In the data that follows, count every line holding the string "this" and give the count alone.

☆ ☆ ☆

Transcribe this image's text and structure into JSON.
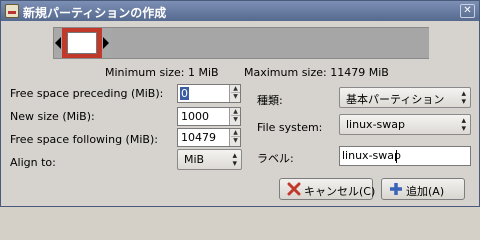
{
  "window": {
    "title": "新規パーティションの作成",
    "close_glyph": "✕"
  },
  "graph": {
    "min_label": "Minimum size: 1 MiB",
    "max_label": "Maximum size: 11479 MiB"
  },
  "left": {
    "preceding_label": "Free space preceding (MiB):",
    "preceding_value": "0",
    "new_size_label": "New size (MiB):",
    "new_size_value": "1000",
    "following_label": "Free space following (MiB):",
    "following_value": "10479",
    "align_label": "Align to:",
    "align_value": "MiB"
  },
  "right": {
    "type_label": "種類:",
    "type_value": "基本パーティション",
    "fs_label": "File system:",
    "fs_value": "linux-swap",
    "label_label": "ラベル:",
    "label_value": "linux-swap"
  },
  "buttons": {
    "cancel": "キャンセル(C)",
    "add": "追加(A)"
  },
  "colors": {
    "used": "#c0392b",
    "title_bar": "#56698f",
    "cancel_icon": "#c0392b",
    "add_icon": "#3b63b8"
  }
}
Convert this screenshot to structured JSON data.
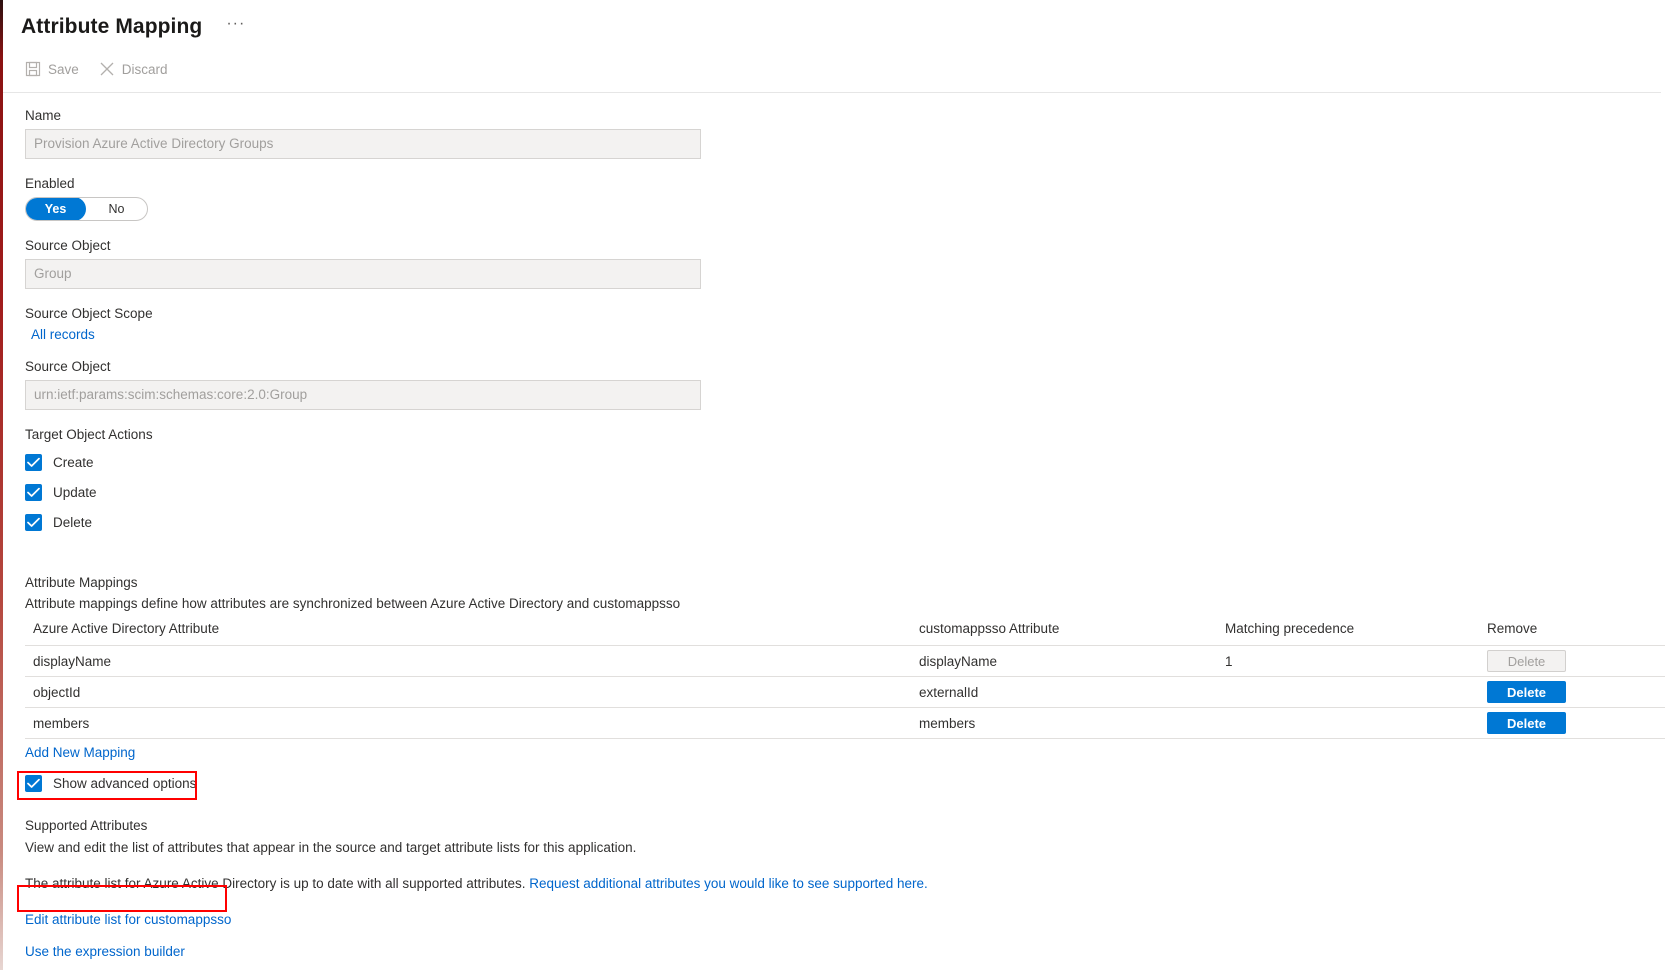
{
  "header": {
    "title": "Attribute Mapping",
    "more_menu": "···"
  },
  "commandbar": {
    "save_label": "Save",
    "save_icon": "save-disk-icon",
    "discard_label": "Discard",
    "discard_icon": "close-x-icon"
  },
  "form": {
    "name_label": "Name",
    "name_value": "Provision Azure Active Directory Groups",
    "enabled_label": "Enabled",
    "toggle_yes": "Yes",
    "toggle_no": "No",
    "toggle_selected": "Yes",
    "source_object_label": "Source Object",
    "source_object_value": "Group",
    "source_object_scope_label": "Source Object Scope",
    "source_object_scope_link": "All records",
    "source_object2_label": "Source Object",
    "source_object2_value": "urn:ietf:params:scim:schemas:core:2.0:Group",
    "target_object_actions_label": "Target Object Actions",
    "actions": [
      {
        "label": "Create",
        "checked": true
      },
      {
        "label": "Update",
        "checked": true
      },
      {
        "label": "Delete",
        "checked": true
      }
    ]
  },
  "mappings": {
    "section_title": "Attribute Mappings",
    "section_desc": "Attribute mappings define how attributes are synchronized between Azure Active Directory and customappsso",
    "columns": [
      "Azure Active Directory Attribute",
      "customappsso Attribute",
      "Matching precedence",
      "Remove"
    ],
    "rows": [
      {
        "source": "displayName",
        "target": "displayName",
        "precedence": "1",
        "action_label": "Delete",
        "action_disabled": true
      },
      {
        "source": "objectId",
        "target": "externalId",
        "precedence": "",
        "action_label": "Delete",
        "action_disabled": false
      },
      {
        "source": "members",
        "target": "members",
        "precedence": "",
        "action_label": "Delete",
        "action_disabled": false
      }
    ],
    "add_new_mapping_link": "Add New Mapping",
    "show_advanced_label": "Show advanced options",
    "show_advanced_checked": true
  },
  "supported": {
    "title": "Supported Attributes",
    "desc": "View and edit the list of attributes that appear in the source and target attribute lists for this application.",
    "status_text": "The attribute list for Azure Active Directory is up to date with all supported attributes. ",
    "request_link": "Request additional attributes you would like to see supported here.",
    "edit_attr_link": "Edit attribute list for customappsso",
    "expression_builder_link": "Use the expression builder"
  },
  "colors": {
    "accent": "#0078d4",
    "link": "#0066cc",
    "annotation": "#ff0000",
    "disabled_text": "#a19f9d",
    "field_bg": "#f3f2f1"
  }
}
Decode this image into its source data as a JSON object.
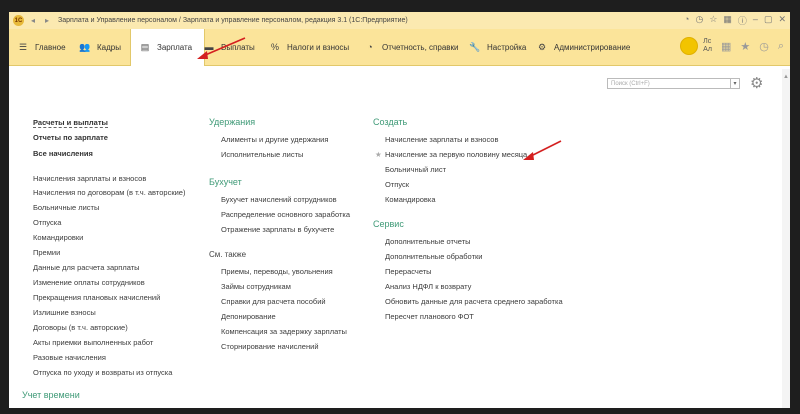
{
  "window": {
    "title": "Зарплата и Управление персоналом / Зарплата и управление персоналом, редакция 3.1 (1С:Предприятие)"
  },
  "menu": [
    {
      "label": "Главное",
      "icon": "menu-lines-icon"
    },
    {
      "label": "Кадры",
      "icon": "people-icon"
    },
    {
      "label": "Зарплата",
      "icon": "document-icon",
      "active": true
    },
    {
      "label": "Выплаты",
      "icon": "wallet-icon"
    },
    {
      "label": "Налоги и взносы",
      "icon": "percent-icon"
    },
    {
      "label": "Отчетность, справки",
      "icon": "chart-icon"
    },
    {
      "label": "Настройка",
      "icon": "wrench-icon"
    },
    {
      "label": "Администрирование",
      "icon": "gear-icon"
    }
  ],
  "user": {
    "line1": "Лс",
    "line2": "Ал"
  },
  "search": {
    "placeholder": "Поиск (Ctrl+F)"
  },
  "left": {
    "top": [
      "Расчеты и выплаты",
      "Отчеты по зарплате",
      "Все начисления"
    ],
    "items": [
      "Начисления зарплаты и взносов",
      "Начисления по договорам (в т.ч. авторские)",
      "Больничные листы",
      "Отпуска",
      "Командировки",
      "Премии",
      "Данные для расчета зарплаты",
      "Изменение оплаты сотрудников",
      "Прекращения плановых начислений",
      "Излишние взносы",
      "Договоры (в т.ч. авторские)",
      "Акты приемки выполненных работ",
      "Разовые начисления",
      "Отпуска по уходу и возвраты из отпуска"
    ],
    "bottom_head": "Учет времени"
  },
  "middle": {
    "sec1_head": "Удержания",
    "sec1": [
      "Алименты и другие удержания",
      "Исполнительные листы"
    ],
    "sec2_head": "Бухучет",
    "sec2": [
      "Бухучет начислений сотрудников",
      "Распределение основного заработка",
      "Отражение зарплаты в бухучете"
    ],
    "sec3_head": "См. также",
    "sec3": [
      "Приемы, переводы, увольнения",
      "Займы сотрудникам",
      "Справки для расчета пособий",
      "Депонирование",
      "Компенсация за задержку зарплаты",
      "Сторнирование начислений"
    ]
  },
  "right": {
    "sec1_head": "Создать",
    "sec1": [
      "Начисление зарплаты и взносов",
      "Начисление за первую половину месяца",
      "Больничный лист",
      "Отпуск",
      "Командировка"
    ],
    "sec2_head": "Сервис",
    "sec2": [
      "Дополнительные отчеты",
      "Дополнительные обработки",
      "Перерасчеты",
      "Анализ НДФЛ к возврату",
      "Обновить данные для расчета среднего заработка",
      "Пересчет планового ФОТ"
    ]
  },
  "colors": {
    "accent": "#3f9a77",
    "menubar": "#fbe49a",
    "arrow": "#d42020"
  }
}
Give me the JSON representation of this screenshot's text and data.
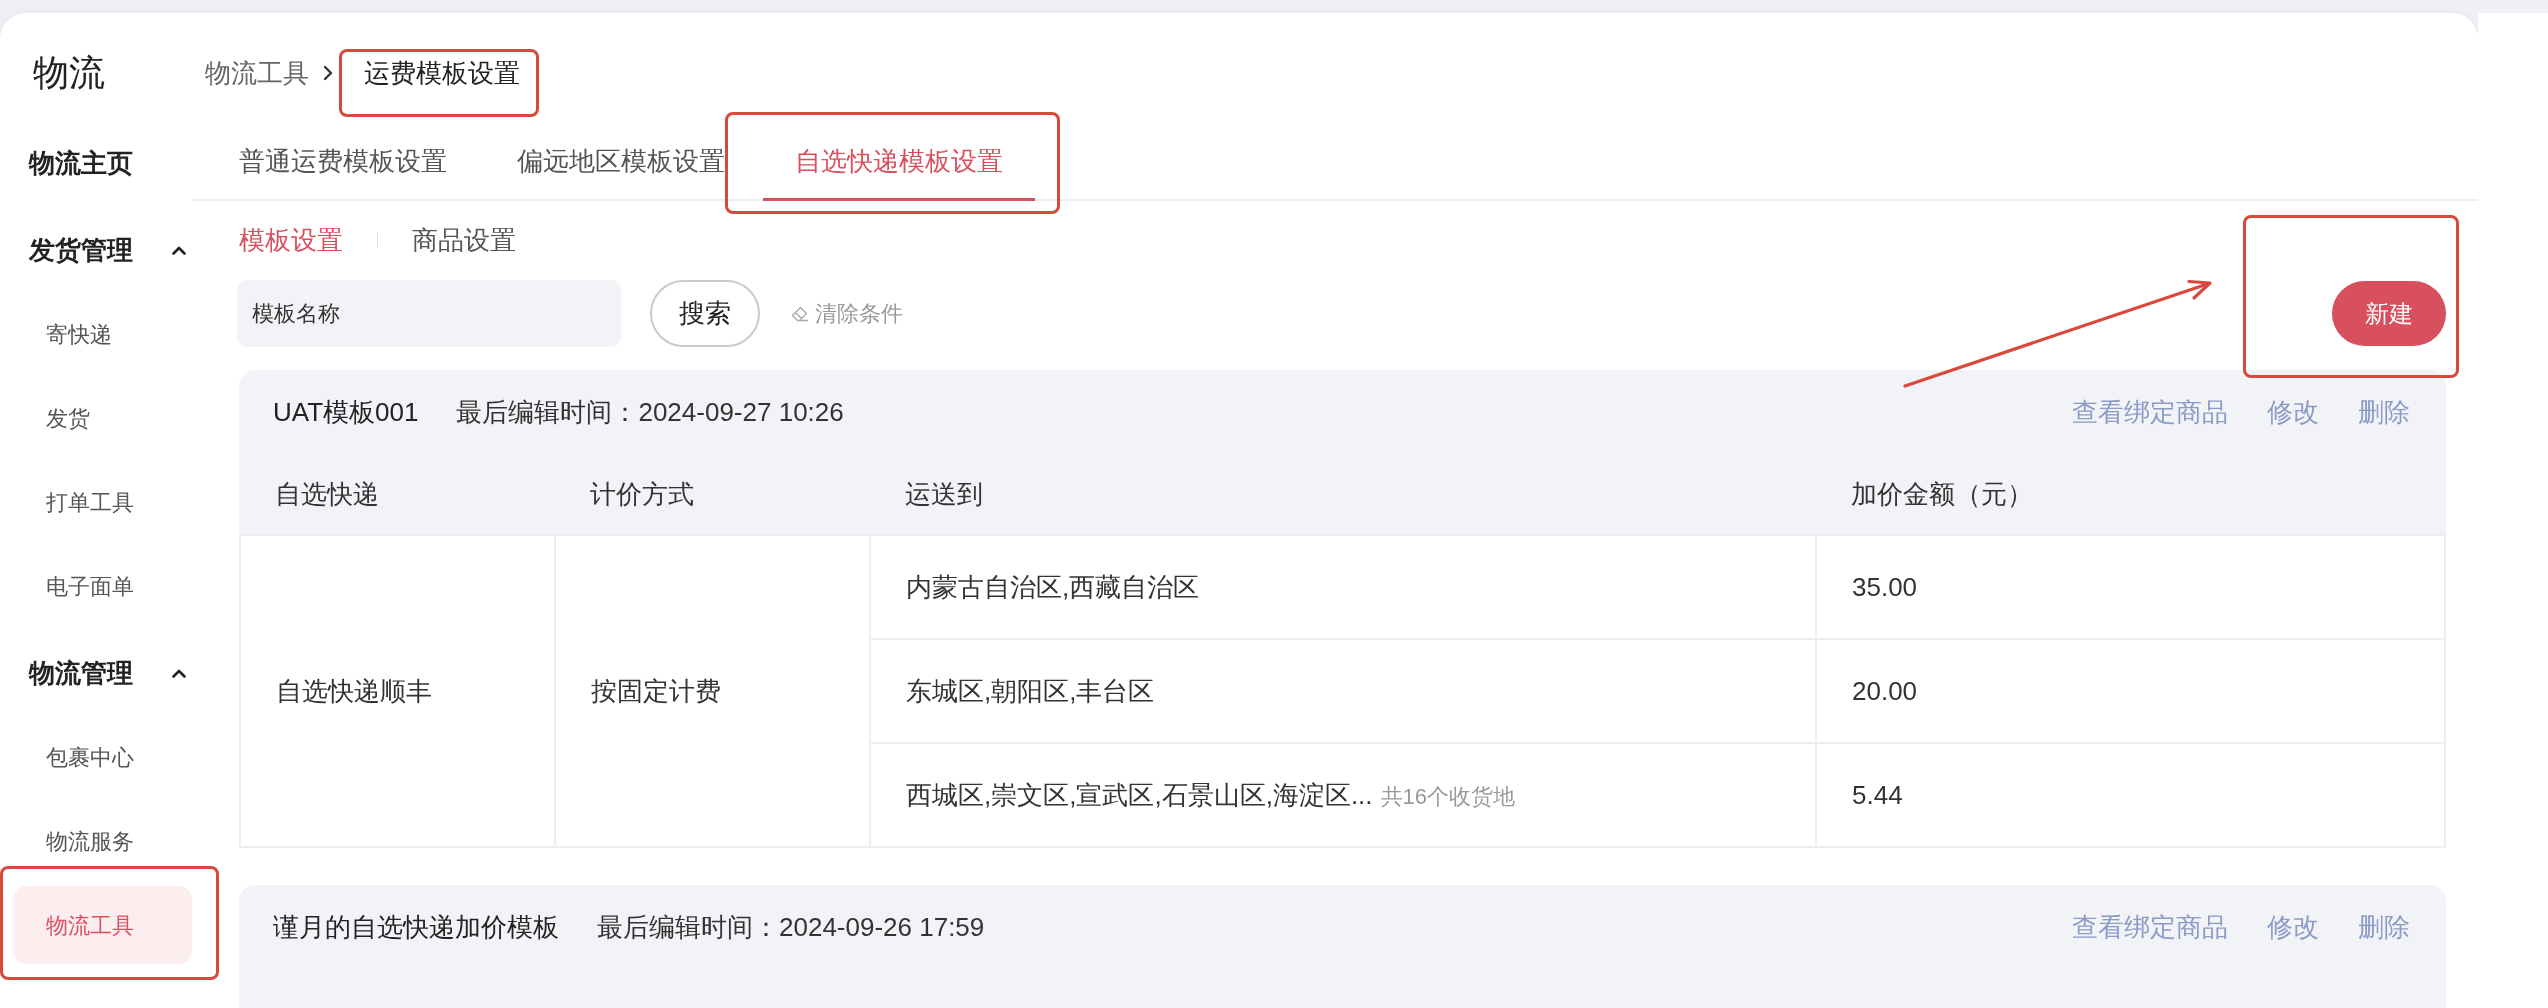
{
  "sidebar": {
    "title": "物流",
    "items": [
      {
        "kind": "page",
        "label": "物流主页",
        "selected": false,
        "highlighted": false
      },
      {
        "kind": "group",
        "label": "发货管理",
        "selected": false,
        "highlighted": false,
        "expanded": true,
        "children": [
          {
            "label": "寄快递",
            "selected": false,
            "highlighted": false
          },
          {
            "label": "发货",
            "selected": false,
            "highlighted": false
          },
          {
            "label": "打单工具",
            "selected": false,
            "highlighted": false
          },
          {
            "label": "电子面单",
            "selected": false,
            "highlighted": false
          }
        ]
      },
      {
        "kind": "group",
        "label": "物流管理",
        "selected": false,
        "highlighted": false,
        "expanded": true,
        "children": [
          {
            "label": "包裹中心",
            "selected": false,
            "highlighted": false
          },
          {
            "label": "物流服务",
            "selected": false,
            "highlighted": false
          },
          {
            "label": "物流工具",
            "selected": true,
            "highlighted": true
          }
        ]
      }
    ]
  },
  "breadcrumb": [
    {
      "label": "物流工具",
      "current": false,
      "highlighted": false
    },
    {
      "label": "运费模板设置",
      "current": true,
      "highlighted": true
    }
  ],
  "tabs": [
    {
      "label": "普通运费模板设置",
      "selected": false,
      "highlighted": false
    },
    {
      "label": "偏远地区模板设置",
      "selected": false,
      "highlighted": false
    },
    {
      "label": "自选快递模板设置",
      "selected": true,
      "highlighted": true
    }
  ],
  "subtabs": [
    {
      "label": "模板设置",
      "selected": true
    },
    {
      "label": "商品设置",
      "selected": false
    }
  ],
  "search": {
    "placeholder": "模板名称",
    "button": "搜索",
    "clear": "清除条件"
  },
  "new_button": {
    "label": "新建",
    "highlighted": true,
    "pointer_arrow": true
  },
  "templates": [
    {
      "name": "UAT模板001",
      "edited": "最后编辑时间：2024-09-27 10:26",
      "actions": [
        "查看绑定商品",
        "修改",
        "删除"
      ],
      "columns": [
        "自选快递",
        "计价方式",
        "运送到",
        "加价金额（元）"
      ],
      "rows": [
        {
          "express": "自选快递顺丰",
          "pricing": "按固定计费",
          "destinations": [
            {
              "areas": "内蒙古自治区,西藏自治区",
              "amount": "35.00"
            },
            {
              "areas": "东城区,朝阳区,丰台区",
              "amount": "20.00"
            },
            {
              "areas": "西城区,崇文区,宣武区,石景山区,海淀区...",
              "count_note": "共16个收货地",
              "amount": "5.44"
            }
          ]
        }
      ]
    },
    {
      "name": "谨月的自选快递加价模板",
      "edited": "最后编辑时间：2024-09-26 17:59",
      "actions": [
        "查看绑定商品",
        "修改",
        "删除"
      ]
    }
  ]
}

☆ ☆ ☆

_COMPLETED TASK_:
5